Data listing Start Marker

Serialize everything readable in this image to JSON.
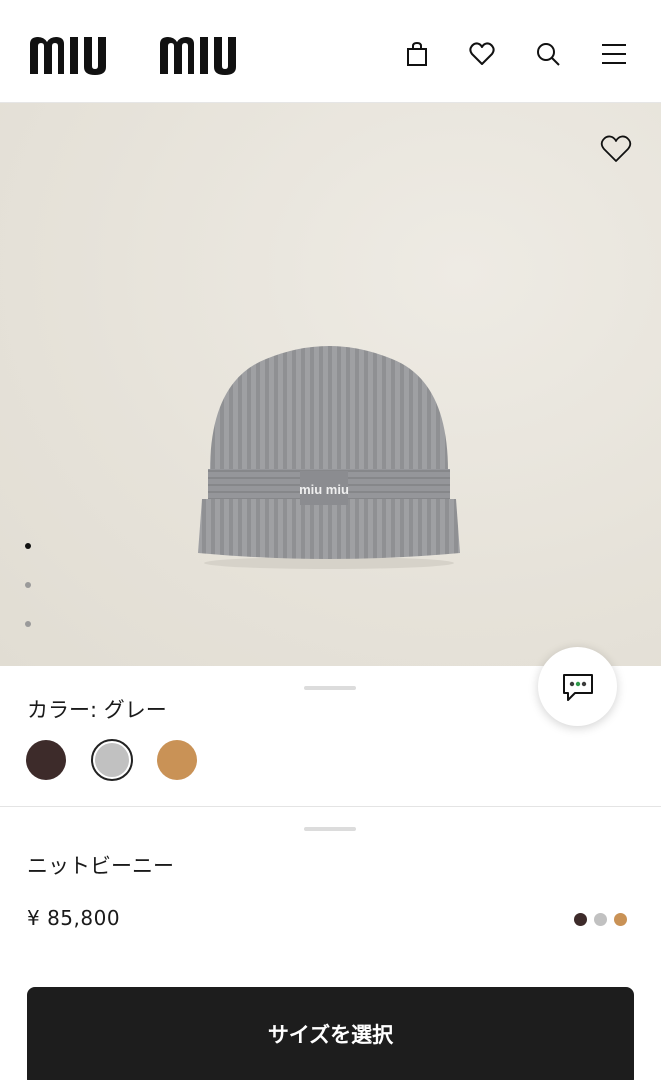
{
  "header": {
    "brand": "miu miu",
    "icons": [
      "bag-icon",
      "heart-icon",
      "search-icon",
      "menu-icon"
    ]
  },
  "gallery": {
    "image": "beanie-photo",
    "slide_count": 3,
    "active_slide": 1
  },
  "colors": {
    "label": "カラー:  グレー",
    "swatches": [
      {
        "name": "brown",
        "hex": "#3d2b2a",
        "selected": false
      },
      {
        "name": "grey",
        "hex": "#c1c1c1",
        "selected": true
      },
      {
        "name": "camel",
        "hex": "#c99256",
        "selected": false
      }
    ]
  },
  "product": {
    "name": "ニットビーニー",
    "price": "¥ 85,800",
    "available_colors": [
      "#3d2b2a",
      "#c1c1c1",
      "#c99256"
    ]
  },
  "cta": {
    "label": "サイズを選択"
  }
}
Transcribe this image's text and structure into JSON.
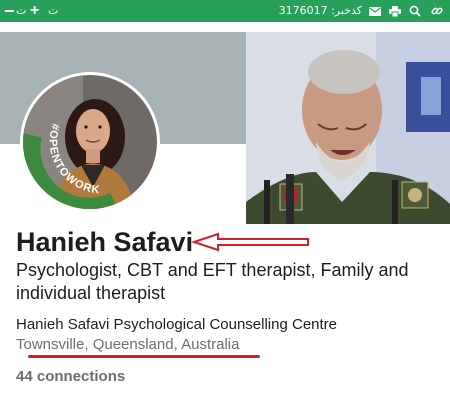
{
  "toolbar": {
    "minus": "−",
    "char_left": "ت",
    "plus": "+",
    "char_right": "ت",
    "code": "کدخبر: 3176017",
    "icons": [
      "mail-icon",
      "print-icon",
      "search-icon",
      "link-icon"
    ]
  },
  "profile": {
    "open_to_work_badge": "#OPENTOWORK",
    "name": "Hanieh Safavi",
    "headline": "Psychologist, CBT and EFT therapist, Family and individual therapist",
    "organization": "Hanieh Safavi Psychological Counselling Centre",
    "location": "Townsville, Queensland, Australia",
    "connections": "44 connections"
  },
  "colors": {
    "toolbar": "#27a05a",
    "banner": "#a7b2b4",
    "open_to_work_green": "#3b8a3e",
    "annotation_red": "#d11f25",
    "uniform_green": "#3c4a2d"
  }
}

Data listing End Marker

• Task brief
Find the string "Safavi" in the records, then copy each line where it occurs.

• Result of this exercise
    "name": "Hanieh Safavi",
    "organization": "Hanieh Safavi Psychological Counselling Centre",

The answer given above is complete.